Ideas Beyond Borders is training student translators to make knowledge available across the Middle East, creating career opportunities for a new generation of young people seeking a better future
It was one of Rand Issam Al-Shuraify’s happiest moments when she secured the award for the top translator at the University of Mosul in Iraq last year. “It recognized all my hard work and achievements,” the 21-year-old says.
Prizes are awarded twice a year to top performers in the University Student Translator Program, which is run by Ideas Beyond Borders at five different universities across Iraq, including the University of Mosul and Babylon University. Funded in partnership with the Wikimedia Foundation, the program is training the next generation of volunteers to translate articles on the internet into Arabic.
More than 200 students have participated in the program, which offers a semester of extracurricular webinars on translating and editing articles for Wikipedia Arabic, teaching them how to think critically about good sources, and leading volunteer communities committed to sharing knowledge.
The importance of such a program cannot be understated. “What is important about translation, is not only it is a 21st-century skill, but it also connects people in the region to the outside world and enhances cultural exchange. Students like Rand are cultural and scientific ambassadors.” says Faisal Saeed Al Mutar, the founder and president of Ideas Beyond Borders.
Al-Shuraify juggles her job as a translator alongside her studies in dentistry at the University of Mosul, working on the bus every day. “I spend six hours in college then it takes me an hour and a half to get home, so I take the opportunity to translate on the journey rather than hating time wasted on the road.”
She was among several other top students on the course given the opportunity to join IBB’s flagship translation program House of Wisdom 2.0, which to date has translated over 24,000 Wikipedia articles and news entries into Arabic and other native languages, amounting to over 45 million words on subjects including human rights, free speech, critical thinking, and science.
Just a fraction of online content – around 3 percent – is available in Arabic, despite it being the fourth most widely spoken language among internet users. In a region where freedom of press and information is frequently curtailed, House of Wisdom 2.0 is providing access to knowledge that counters extremism, fights oppression, and supports education across the Middle East.

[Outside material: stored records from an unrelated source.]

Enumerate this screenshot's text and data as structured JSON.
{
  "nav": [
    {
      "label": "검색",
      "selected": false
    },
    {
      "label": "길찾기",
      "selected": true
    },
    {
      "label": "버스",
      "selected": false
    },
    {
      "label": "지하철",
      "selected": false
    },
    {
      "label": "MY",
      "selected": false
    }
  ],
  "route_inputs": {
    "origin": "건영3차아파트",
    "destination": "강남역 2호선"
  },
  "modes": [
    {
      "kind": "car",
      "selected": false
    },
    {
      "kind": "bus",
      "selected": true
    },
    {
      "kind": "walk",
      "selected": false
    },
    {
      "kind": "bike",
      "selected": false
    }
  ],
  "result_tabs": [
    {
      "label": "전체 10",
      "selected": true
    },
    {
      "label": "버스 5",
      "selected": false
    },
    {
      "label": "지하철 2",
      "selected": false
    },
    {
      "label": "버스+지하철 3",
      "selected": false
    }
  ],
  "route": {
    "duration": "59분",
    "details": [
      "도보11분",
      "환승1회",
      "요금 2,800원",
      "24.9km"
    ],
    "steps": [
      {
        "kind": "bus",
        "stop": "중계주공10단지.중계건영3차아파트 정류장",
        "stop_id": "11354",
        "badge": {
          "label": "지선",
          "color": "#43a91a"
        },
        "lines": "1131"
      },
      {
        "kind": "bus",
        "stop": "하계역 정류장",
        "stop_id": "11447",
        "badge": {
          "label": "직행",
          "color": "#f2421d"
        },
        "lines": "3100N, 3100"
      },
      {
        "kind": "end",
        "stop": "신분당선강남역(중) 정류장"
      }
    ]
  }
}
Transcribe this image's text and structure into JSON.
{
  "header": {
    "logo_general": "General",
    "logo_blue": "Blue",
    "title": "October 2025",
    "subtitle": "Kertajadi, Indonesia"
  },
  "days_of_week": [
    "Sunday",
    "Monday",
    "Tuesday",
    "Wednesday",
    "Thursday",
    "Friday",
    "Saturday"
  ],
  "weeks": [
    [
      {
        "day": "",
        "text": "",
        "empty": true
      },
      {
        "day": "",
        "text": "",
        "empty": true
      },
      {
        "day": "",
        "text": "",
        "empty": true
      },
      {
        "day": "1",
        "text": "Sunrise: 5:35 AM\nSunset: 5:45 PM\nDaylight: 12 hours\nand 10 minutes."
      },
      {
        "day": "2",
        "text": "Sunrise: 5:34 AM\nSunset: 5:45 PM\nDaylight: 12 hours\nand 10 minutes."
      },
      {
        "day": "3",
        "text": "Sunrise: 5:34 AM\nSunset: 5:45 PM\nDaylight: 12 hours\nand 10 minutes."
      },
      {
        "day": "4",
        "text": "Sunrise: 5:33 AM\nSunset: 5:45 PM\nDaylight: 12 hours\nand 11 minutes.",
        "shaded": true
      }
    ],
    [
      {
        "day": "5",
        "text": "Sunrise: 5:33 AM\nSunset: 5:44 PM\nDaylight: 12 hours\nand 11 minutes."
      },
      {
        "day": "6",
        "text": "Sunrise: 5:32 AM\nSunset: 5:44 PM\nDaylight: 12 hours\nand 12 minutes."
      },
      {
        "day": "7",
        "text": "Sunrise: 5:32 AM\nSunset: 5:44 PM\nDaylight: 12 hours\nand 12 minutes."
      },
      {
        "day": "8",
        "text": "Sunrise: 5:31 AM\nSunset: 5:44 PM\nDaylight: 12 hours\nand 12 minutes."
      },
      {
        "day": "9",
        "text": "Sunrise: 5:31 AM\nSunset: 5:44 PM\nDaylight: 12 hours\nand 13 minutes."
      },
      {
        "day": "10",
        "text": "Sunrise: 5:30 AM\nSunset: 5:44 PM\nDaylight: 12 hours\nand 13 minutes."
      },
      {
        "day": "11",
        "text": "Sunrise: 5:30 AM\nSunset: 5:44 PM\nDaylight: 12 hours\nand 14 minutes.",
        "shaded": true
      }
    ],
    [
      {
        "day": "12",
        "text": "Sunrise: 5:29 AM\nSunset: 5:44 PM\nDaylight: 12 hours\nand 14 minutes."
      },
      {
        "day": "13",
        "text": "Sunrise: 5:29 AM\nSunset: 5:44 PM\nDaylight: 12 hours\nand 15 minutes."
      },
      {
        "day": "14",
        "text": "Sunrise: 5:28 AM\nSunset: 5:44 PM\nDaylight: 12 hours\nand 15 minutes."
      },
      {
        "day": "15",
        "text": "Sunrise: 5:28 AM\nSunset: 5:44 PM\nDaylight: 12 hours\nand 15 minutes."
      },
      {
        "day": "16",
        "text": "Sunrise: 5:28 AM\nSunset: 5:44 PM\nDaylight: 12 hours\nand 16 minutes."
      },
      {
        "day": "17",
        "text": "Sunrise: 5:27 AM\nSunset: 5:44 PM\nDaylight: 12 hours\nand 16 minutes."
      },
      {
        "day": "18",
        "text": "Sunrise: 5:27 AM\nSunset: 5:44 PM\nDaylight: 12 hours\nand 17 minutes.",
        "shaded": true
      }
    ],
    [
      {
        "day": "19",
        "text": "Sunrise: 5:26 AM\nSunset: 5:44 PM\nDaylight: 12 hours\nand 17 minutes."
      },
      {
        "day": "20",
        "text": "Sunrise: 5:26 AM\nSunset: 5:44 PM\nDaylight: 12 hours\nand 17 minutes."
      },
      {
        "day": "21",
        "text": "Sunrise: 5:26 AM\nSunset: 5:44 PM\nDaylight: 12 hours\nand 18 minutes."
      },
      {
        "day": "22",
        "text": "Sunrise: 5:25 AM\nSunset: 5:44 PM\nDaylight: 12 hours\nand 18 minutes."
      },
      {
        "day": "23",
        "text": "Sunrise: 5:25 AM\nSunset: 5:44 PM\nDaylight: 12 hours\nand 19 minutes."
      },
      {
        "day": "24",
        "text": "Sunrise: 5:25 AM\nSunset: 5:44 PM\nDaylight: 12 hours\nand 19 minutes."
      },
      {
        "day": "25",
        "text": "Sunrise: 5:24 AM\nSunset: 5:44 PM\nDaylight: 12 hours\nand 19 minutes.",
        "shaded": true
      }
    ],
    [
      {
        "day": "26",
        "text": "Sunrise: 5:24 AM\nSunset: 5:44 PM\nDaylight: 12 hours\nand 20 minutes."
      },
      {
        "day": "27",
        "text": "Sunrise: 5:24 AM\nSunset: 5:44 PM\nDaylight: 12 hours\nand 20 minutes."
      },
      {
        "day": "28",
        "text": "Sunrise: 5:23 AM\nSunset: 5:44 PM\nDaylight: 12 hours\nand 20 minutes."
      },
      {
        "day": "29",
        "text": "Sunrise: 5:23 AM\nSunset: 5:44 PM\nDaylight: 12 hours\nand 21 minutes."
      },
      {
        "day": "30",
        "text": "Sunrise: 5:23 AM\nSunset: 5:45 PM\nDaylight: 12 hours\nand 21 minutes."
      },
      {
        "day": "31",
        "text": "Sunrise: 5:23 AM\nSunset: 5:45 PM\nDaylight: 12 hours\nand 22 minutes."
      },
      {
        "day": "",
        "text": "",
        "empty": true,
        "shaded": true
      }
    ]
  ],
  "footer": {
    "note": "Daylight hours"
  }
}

On the point and value behind this program, Faisal said “The new generations in the MENA region and in Iraq, in particular, need and are looking for new and fresh ideas because they saw what doesn’t work, what makes IBB special is that it is led by and for people in the region and understands the nuances of local context, and people’s needs.”
Al-Shuraify now spends 14 hours a week translating Wikipedia articles from English into Arabic and plans to specialize in medical translation when she completes her degree. “I love translation, especially scientific subjects. I want to transfer this knowledge to the Arab world,” she says.
There are more than 220 translators in the program, which started out translating Wikipedia articles into Arabic in 2018 and has grown to cover online content and books in multiple languages, including Kurdish, Farsi, and Pashto. It has since spawned other IBB programs that make information and opportunities accessible, empowering Middle East youth to create a future built on knowledge and ideas in a region where extremist narratives and authoritarian regimes threaten to stamp out free speech and dispel critical thought.
“I realized that knowledge is, without doubt, the most influential weapon against evil. By translating knowledge into Arabic I want to prove that we can make the world a better place,” says Momen Mohamad, who was recognized as a top student on the course and now works with House of Wisdom 2.0 from his home in Mosul.
Isis still has a presence in the city where he and other IBB translators face significant risks to continue their work. But for Rand and her colleagues, it’s a price worth paying to help their city recover from the three-year occupation when the militants cut the internet and burned books to stamp out information that didn’t conform to their extreme belief system.
“I think that IBB can reconnect Mosul to the world after many years of darkness and provide people living there with jobs,” Rand says.